I hope that all of us will remember that although we do come here tonight to support our congressional candidates around the country, that we have an additional responsibility to join in this next four weeks. It's going to be tough; it's going to be a challenge; it's going to require individual investment of time, influence, intelligence, money. It's going to require a unity that quite often might disturb our own selfish inclinations, and our own individual aspirations. It's going to require sometimes to yield on what we think is most important for the common good. But this campaign is also going to be one that is gratifying.
I don't intend to lose in November. [applause]
I don't intend to see these candidates behind me lose either. As I said before, [applause] we are all in it together. I still believe along with you, that we live in the greatest nation on earth. I think I know this country. I know I know it much better than I did two years ago, when I began my campaign. I didn't hold public office; I didn't have much money. I had $43,000 in my campaign chest to run a campaign for President. I didn't have much of a campaign organization. Not many people knew who I was, maybe 2 percent of you had ever heard my name, if that many. But we began to go around the nation and learn. And I learned about the greatness of our country. Although we have been wounded, we have been disappointed, we have been alienated, we have been held at arms length. We have been embarrassed sometimes; we have been ashamed. We're still strong—inherently. Economically, the strongest nation on earth. Our system of government— best on earth. Richard Nixon hasn't hurt it. Watergate didn't hurt it. The CIA revelations haven't hurt it. The Vietnam War, the Cambodian War, the Angolan embarrassment, the Chile embarrassment didn't hurt our system of government. It's still clean and decent, a basis on which we can predicate answers to complicated questions and correct our mistakes and bind ourselves together and approach the future with confidence.
But the greatest resource we have in this country is the 215 million Americans who haven't lost hope, and who haven't lost a vision of what our country can be once again. I believe we can be even greater than we ever were before. There's a vacuum now in world leadership. And the rest of the countries in this world are waiting to see how that vacuum is going to be filled.
I'm a physicist and an engineer and a politician. And when a vacuum exists, it's going to be filled. And that political vacuum in moral leadership is going to be filled by either freedom or slavery; it's going to be filled by hope or despair. It's going to be filled by democracy or dictatorship. I want to see it be filled, as I said last night, by freedom and liberty and equality of opportunity and simple justice and a sense of commonality and brotherhood and common respect and compassion. I want to see it filled by what American people are. [applause]
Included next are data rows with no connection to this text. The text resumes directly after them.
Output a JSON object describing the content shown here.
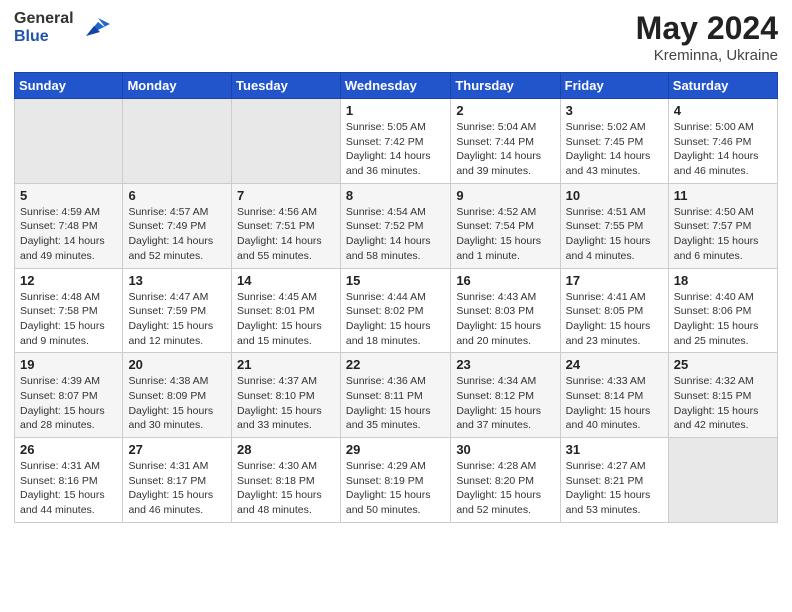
{
  "logo": {
    "general": "General",
    "blue": "Blue"
  },
  "title": {
    "month_year": "May 2024",
    "location": "Kreminna, Ukraine"
  },
  "weekdays": [
    "Sunday",
    "Monday",
    "Tuesday",
    "Wednesday",
    "Thursday",
    "Friday",
    "Saturday"
  ],
  "weeks": [
    [
      {
        "day": "",
        "info": ""
      },
      {
        "day": "",
        "info": ""
      },
      {
        "day": "",
        "info": ""
      },
      {
        "day": "1",
        "info": "Sunrise: 5:05 AM\nSunset: 7:42 PM\nDaylight: 14 hours and 36 minutes."
      },
      {
        "day": "2",
        "info": "Sunrise: 5:04 AM\nSunset: 7:44 PM\nDaylight: 14 hours and 39 minutes."
      },
      {
        "day": "3",
        "info": "Sunrise: 5:02 AM\nSunset: 7:45 PM\nDaylight: 14 hours and 43 minutes."
      },
      {
        "day": "4",
        "info": "Sunrise: 5:00 AM\nSunset: 7:46 PM\nDaylight: 14 hours and 46 minutes."
      }
    ],
    [
      {
        "day": "5",
        "info": "Sunrise: 4:59 AM\nSunset: 7:48 PM\nDaylight: 14 hours and 49 minutes."
      },
      {
        "day": "6",
        "info": "Sunrise: 4:57 AM\nSunset: 7:49 PM\nDaylight: 14 hours and 52 minutes."
      },
      {
        "day": "7",
        "info": "Sunrise: 4:56 AM\nSunset: 7:51 PM\nDaylight: 14 hours and 55 minutes."
      },
      {
        "day": "8",
        "info": "Sunrise: 4:54 AM\nSunset: 7:52 PM\nDaylight: 14 hours and 58 minutes."
      },
      {
        "day": "9",
        "info": "Sunrise: 4:52 AM\nSunset: 7:54 PM\nDaylight: 15 hours and 1 minute."
      },
      {
        "day": "10",
        "info": "Sunrise: 4:51 AM\nSunset: 7:55 PM\nDaylight: 15 hours and 4 minutes."
      },
      {
        "day": "11",
        "info": "Sunrise: 4:50 AM\nSunset: 7:57 PM\nDaylight: 15 hours and 6 minutes."
      }
    ],
    [
      {
        "day": "12",
        "info": "Sunrise: 4:48 AM\nSunset: 7:58 PM\nDaylight: 15 hours and 9 minutes."
      },
      {
        "day": "13",
        "info": "Sunrise: 4:47 AM\nSunset: 7:59 PM\nDaylight: 15 hours and 12 minutes."
      },
      {
        "day": "14",
        "info": "Sunrise: 4:45 AM\nSunset: 8:01 PM\nDaylight: 15 hours and 15 minutes."
      },
      {
        "day": "15",
        "info": "Sunrise: 4:44 AM\nSunset: 8:02 PM\nDaylight: 15 hours and 18 minutes."
      },
      {
        "day": "16",
        "info": "Sunrise: 4:43 AM\nSunset: 8:03 PM\nDaylight: 15 hours and 20 minutes."
      },
      {
        "day": "17",
        "info": "Sunrise: 4:41 AM\nSunset: 8:05 PM\nDaylight: 15 hours and 23 minutes."
      },
      {
        "day": "18",
        "info": "Sunrise: 4:40 AM\nSunset: 8:06 PM\nDaylight: 15 hours and 25 minutes."
      }
    ],
    [
      {
        "day": "19",
        "info": "Sunrise: 4:39 AM\nSunset: 8:07 PM\nDaylight: 15 hours and 28 minutes."
      },
      {
        "day": "20",
        "info": "Sunrise: 4:38 AM\nSunset: 8:09 PM\nDaylight: 15 hours and 30 minutes."
      },
      {
        "day": "21",
        "info": "Sunrise: 4:37 AM\nSunset: 8:10 PM\nDaylight: 15 hours and 33 minutes."
      },
      {
        "day": "22",
        "info": "Sunrise: 4:36 AM\nSunset: 8:11 PM\nDaylight: 15 hours and 35 minutes."
      },
      {
        "day": "23",
        "info": "Sunrise: 4:34 AM\nSunset: 8:12 PM\nDaylight: 15 hours and 37 minutes."
      },
      {
        "day": "24",
        "info": "Sunrise: 4:33 AM\nSunset: 8:14 PM\nDaylight: 15 hours and 40 minutes."
      },
      {
        "day": "25",
        "info": "Sunrise: 4:32 AM\nSunset: 8:15 PM\nDaylight: 15 hours and 42 minutes."
      }
    ],
    [
      {
        "day": "26",
        "info": "Sunrise: 4:31 AM\nSunset: 8:16 PM\nDaylight: 15 hours and 44 minutes."
      },
      {
        "day": "27",
        "info": "Sunrise: 4:31 AM\nSunset: 8:17 PM\nDaylight: 15 hours and 46 minutes."
      },
      {
        "day": "28",
        "info": "Sunrise: 4:30 AM\nSunset: 8:18 PM\nDaylight: 15 hours and 48 minutes."
      },
      {
        "day": "29",
        "info": "Sunrise: 4:29 AM\nSunset: 8:19 PM\nDaylight: 15 hours and 50 minutes."
      },
      {
        "day": "30",
        "info": "Sunrise: 4:28 AM\nSunset: 8:20 PM\nDaylight: 15 hours and 52 minutes."
      },
      {
        "day": "31",
        "info": "Sunrise: 4:27 AM\nSunset: 8:21 PM\nDaylight: 15 hours and 53 minutes."
      },
      {
        "day": "",
        "info": ""
      }
    ]
  ]
}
As I said many times in my campaign, it's not naive to believe in those things because they don't change. A lot of things change. But those principles don't change. Freedom—Liberty—Equality—Truth—Brotherhood— Compassion—Love. They don't change. And I hope that I as a candidate, and I hope that the Democratic Party, can always maintain its commitment to excellence and to greatness and to moral standards that have made us proud in the past and that once again in the future can make us proud of living in what is still the greatest nation on earth.
Thank you very much. [applause]
Jimmy Carter, Remarks at a Democratic Party Campaign Fundraising Affair in Los Angeles, California Online by Gerhard Peters and John T. Woolley, The American Presidency Project https://www.presidency.ucsb.edu/node/347563